Try to remember that when this rally comes to an end, as it inevitably must. 2000 works as an upside S&P500 target. The easiest argument for a pullback is how embarrassing it would be to buy right now. We don’t need a better reason than that to give back a few percent.

I’m taking some profits (selling 1/4 positions) and calling it a week. The easy trade is done but worry not: you’ll be stunned at how soon we’ll come up with some Bogeyman to justify a pullback to support.

Here are you levels of note in post-Fear America:

Screen Shot 2016-03-04 at 11.29.45 AM

Comments »

Bollocks! Brexit Barmy Sends Stocks Lower

Brexit fears and oil yadda yadda yadda are weighing on stocks, sending the S&P500 back into the dystopian hellscape that is Correction Territory.

I love the English. As an insomniac on social media I work the same hours as UK Finance Twitter (smart, aggressive, super analytical and presumably violent drunks after hours).

I say this directly to the English people with whom I share this budding love affair: if you guys don’t get your shit together Trump will Brexit your asses right out of NATO next January. I’m serious. He’s nuts and we’re going to elect him anyway. It started as a joke and things just kind of spiraled out of control. None of us have any idea what’s going to happen. Not even him.

We were there for you through that Nazi King and the whole Diana mess. Now we need you to pick up some slack.

Thanks in advance. Give my best to Princess Kate.

Here are some key levels.


Comments »

It’s Groundhog Day. Again. Danger!

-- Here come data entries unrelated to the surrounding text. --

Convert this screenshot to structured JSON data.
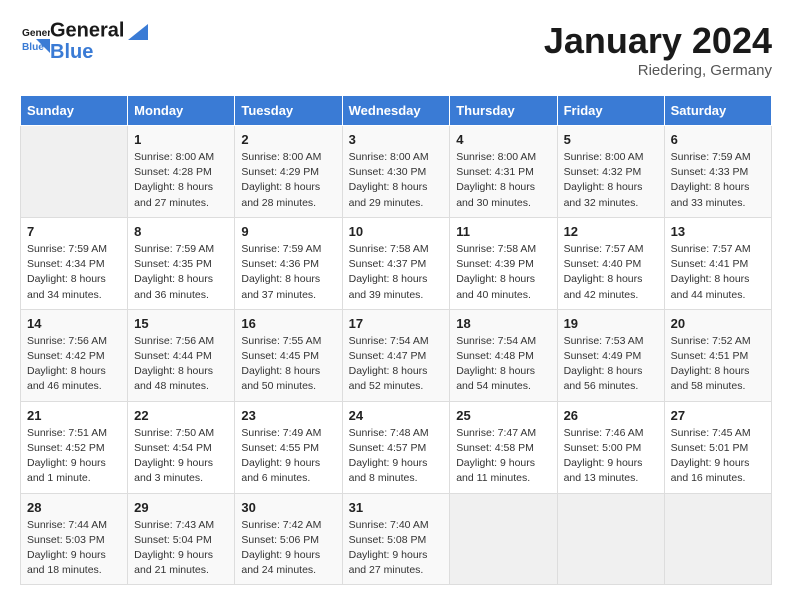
{
  "logo": {
    "general": "General",
    "blue": "Blue"
  },
  "title": "January 2024",
  "location": "Riedering, Germany",
  "days_of_week": [
    "Sunday",
    "Monday",
    "Tuesday",
    "Wednesday",
    "Thursday",
    "Friday",
    "Saturday"
  ],
  "weeks": [
    [
      {
        "day": "",
        "sunrise": "",
        "sunset": "",
        "daylight": ""
      },
      {
        "day": "1",
        "sunrise": "Sunrise: 8:00 AM",
        "sunset": "Sunset: 4:28 PM",
        "daylight": "Daylight: 8 hours and 27 minutes."
      },
      {
        "day": "2",
        "sunrise": "Sunrise: 8:00 AM",
        "sunset": "Sunset: 4:29 PM",
        "daylight": "Daylight: 8 hours and 28 minutes."
      },
      {
        "day": "3",
        "sunrise": "Sunrise: 8:00 AM",
        "sunset": "Sunset: 4:30 PM",
        "daylight": "Daylight: 8 hours and 29 minutes."
      },
      {
        "day": "4",
        "sunrise": "Sunrise: 8:00 AM",
        "sunset": "Sunset: 4:31 PM",
        "daylight": "Daylight: 8 hours and 30 minutes."
      },
      {
        "day": "5",
        "sunrise": "Sunrise: 8:00 AM",
        "sunset": "Sunset: 4:32 PM",
        "daylight": "Daylight: 8 hours and 32 minutes."
      },
      {
        "day": "6",
        "sunrise": "Sunrise: 7:59 AM",
        "sunset": "Sunset: 4:33 PM",
        "daylight": "Daylight: 8 hours and 33 minutes."
      }
    ],
    [
      {
        "day": "7",
        "sunrise": "Sunrise: 7:59 AM",
        "sunset": "Sunset: 4:34 PM",
        "daylight": "Daylight: 8 hours and 34 minutes."
      },
      {
        "day": "8",
        "sunrise": "Sunrise: 7:59 AM",
        "sunset": "Sunset: 4:35 PM",
        "daylight": "Daylight: 8 hours and 36 minutes."
      },
      {
        "day": "9",
        "sunrise": "Sunrise: 7:59 AM",
        "sunset": "Sunset: 4:36 PM",
        "daylight": "Daylight: 8 hours and 37 minutes."
      },
      {
        "day": "10",
        "sunrise": "Sunrise: 7:58 AM",
        "sunset": "Sunset: 4:37 PM",
        "daylight": "Daylight: 8 hours and 39 minutes."
      },
      {
        "day": "11",
        "sunrise": "Sunrise: 7:58 AM",
        "sunset": "Sunset: 4:39 PM",
        "daylight": "Daylight: 8 hours and 40 minutes."
      },
      {
        "day": "12",
        "sunrise": "Sunrise: 7:57 AM",
        "sunset": "Sunset: 4:40 PM",
        "daylight": "Daylight: 8 hours and 42 minutes."
      },
      {
        "day": "13",
        "sunrise": "Sunrise: 7:57 AM",
        "sunset": "Sunset: 4:41 PM",
        "daylight": "Daylight: 8 hours and 44 minutes."
      }
    ],
    [
      {
        "day": "14",
        "sunrise": "Sunrise: 7:56 AM",
        "sunset": "Sunset: 4:42 PM",
        "daylight": "Daylight: 8 hours and 46 minutes."
      },
      {
        "day": "15",
        "sunrise": "Sunrise: 7:56 AM",
        "sunset": "Sunset: 4:44 PM",
        "daylight": "Daylight: 8 hours and 48 minutes."
      },
      {
        "day": "16",
        "sunrise": "Sunrise: 7:55 AM",
        "sunset": "Sunset: 4:45 PM",
        "daylight": "Daylight: 8 hours and 50 minutes."
      },
      {
        "day": "17",
        "sunrise": "Sunrise: 7:54 AM",
        "sunset": "Sunset: 4:47 PM",
        "daylight": "Daylight: 8 hours and 52 minutes."
      },
      {
        "day": "18",
        "sunrise": "Sunrise: 7:54 AM",
        "sunset": "Sunset: 4:48 PM",
        "daylight": "Daylight: 8 hours and 54 minutes."
      },
      {
        "day": "19",
        "sunrise": "Sunrise: 7:53 AM",
        "sunset": "Sunset: 4:49 PM",
        "daylight": "Daylight: 8 hours and 56 minutes."
      },
      {
        "day": "20",
        "sunrise": "Sunrise: 7:52 AM",
        "sunset": "Sunset: 4:51 PM",
        "daylight": "Daylight: 8 hours and 58 minutes."
      }
    ],
    [
      {
        "day": "21",
        "sunrise": "Sunrise: 7:51 AM",
        "sunset": "Sunset: 4:52 PM",
        "daylight": "Daylight: 9 hours and 1 minute."
      },
      {
        "day": "22",
        "sunrise": "Sunrise: 7:50 AM",
        "sunset": "Sunset: 4:54 PM",
        "daylight": "Daylight: 9 hours and 3 minutes."
      },
      {
        "day": "23",
        "sunrise": "Sunrise: 7:49 AM",
        "sunset": "Sunset: 4:55 PM",
        "daylight": "Daylight: 9 hours and 6 minutes."
      },
      {
        "day": "24",
        "sunrise": "Sunrise: 7:48 AM",
        "sunset": "Sunset: 4:57 PM",
        "daylight": "Daylight: 9 hours and 8 minutes."
      },
      {
        "day": "25",
        "sunrise": "Sunrise: 7:47 AM",
        "sunset": "Sunset: 4:58 PM",
        "daylight": "Daylight: 9 hours and 11 minutes."
      },
      {
        "day": "26",
        "sunrise": "Sunrise: 7:46 AM",
        "sunset": "Sunset: 5:00 PM",
        "daylight": "Daylight: 9 hours and 13 minutes."
      },
      {
        "day": "27",
        "sunrise": "Sunrise: 7:45 AM",
        "sunset": "Sunset: 5:01 PM",
        "daylight": "Daylight: 9 hours and 16 minutes."
      }
    ],
    [
      {
        "day": "28",
        "sunrise": "Sunrise: 7:44 AM",
        "sunset": "Sunset: 5:03 PM",
        "daylight": "Daylight: 9 hours and 18 minutes."
      },
      {
        "day": "29",
        "sunrise": "Sunrise: 7:43 AM",
        "sunset": "Sunset: 5:04 PM",
        "daylight": "Daylight: 9 hours and 21 minutes."
      },
      {
        "day": "30",
        "sunrise": "Sunrise: 7:42 AM",
        "sunset": "Sunset: 5:06 PM",
        "daylight": "Daylight: 9 hours and 24 minutes."
      },
      {
        "day": "31",
        "sunrise": "Sunrise: 7:40 AM",
        "sunset": "Sunset: 5:08 PM",
        "daylight": "Daylight: 9 hours and 27 minutes."
      },
      {
        "day": "",
        "sunrise": "",
        "sunset": "",
        "daylight": ""
      },
      {
        "day": "",
        "sunrise": "",
        "sunset": "",
        "daylight": ""
      },
      {
        "day": "",
        "sunrise": "",
        "sunset": "",
        "daylight": ""
      }
    ]
  ]
}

Humans are lousy at pattern recognition.

There is a ton of cool research on this topic. The studies have names like the Clustering Illusion and the awesomely graphic Texas Sharpshooter Fallacy. They  all say essentially the same thing: Humans underestimate randomness. We miss obvious clues and find patterns where they don’t exist, especially when doing so fits our existing beliefs.

This glitch in our mental Matrix explains the appeal of charts like this one making the rounds yesterday:

Screen Shot 2016-02-19 at 4.43.40 AM

It’s the S&P500 chart from two different time periods. The blue line is the index from 2015 through yesterday. The red line is the S&P 500 during 2008 and 2009.

In the off chance the bright red “You Are Here” arrow wasn’t clear, the suggestion is the stock market is on the cusp of a total collapse. The S&P500 fell more than 38% in 2008. Bad times.

This is great charting in the sense that it’s a nice visual and viral as hell. It punches all the right emotional buttons (fear, recency, the desire to not feel stupid about missing the 4 day rally). It’s a shot of dopamine in graph form. That’s what makes these things so popular.

A few years ago we were on the verge of “another 1929”. According that Doomsday chart the early stages of 2014 were the summer of 1929: the last exit ramp before hell:

Screen Shot 2016-02-19 at 4.45.20 AM

The prediction turned out to be bullshit. Stocks have yet to repeat the 90% decline following the 29 crash. (Remember… I said “yet”.)

We don’t need to work this hard to be scared.

You want a frightening and far more likely trading analog? Today could be another Groundhog Day. Again:

Screen Shot 2016-02-19 at 4.43.11 AM

From January 20th to February 1st stocks rallied more than 7%. 8 trading days later (last freaking Thursday in case you just got here) stocks made new intraday lows then reversed once again.

In fact, the action near the lows in January and February was so similar I used the same basic graph twice:

February 8th: “Stocks Rally -1.4%”
Greatest Comeback since the first Easter
January 20: “Stocks Rally -1%”

I wasn’t being lazy but ironical. I was making fun of the fact that the job of financial punditry is to watch basically the same things happen over and over again and pretend like it always matters. It was also gallows humor; a personal favorite and staple of market crashes throughout time.

It’s a clickable story to compare this period to 2008 but a far better, scarier, explanation is sitting right front of us. Last week’s rally left us near the top of a mean-ass range and are about to plunge back to 1800.

Such an outcome would be just as my dog foretold the last time stocks were fighting to stay above 1920


Screen Shot 2016-02-19 at 6.21.21 AM

Comments »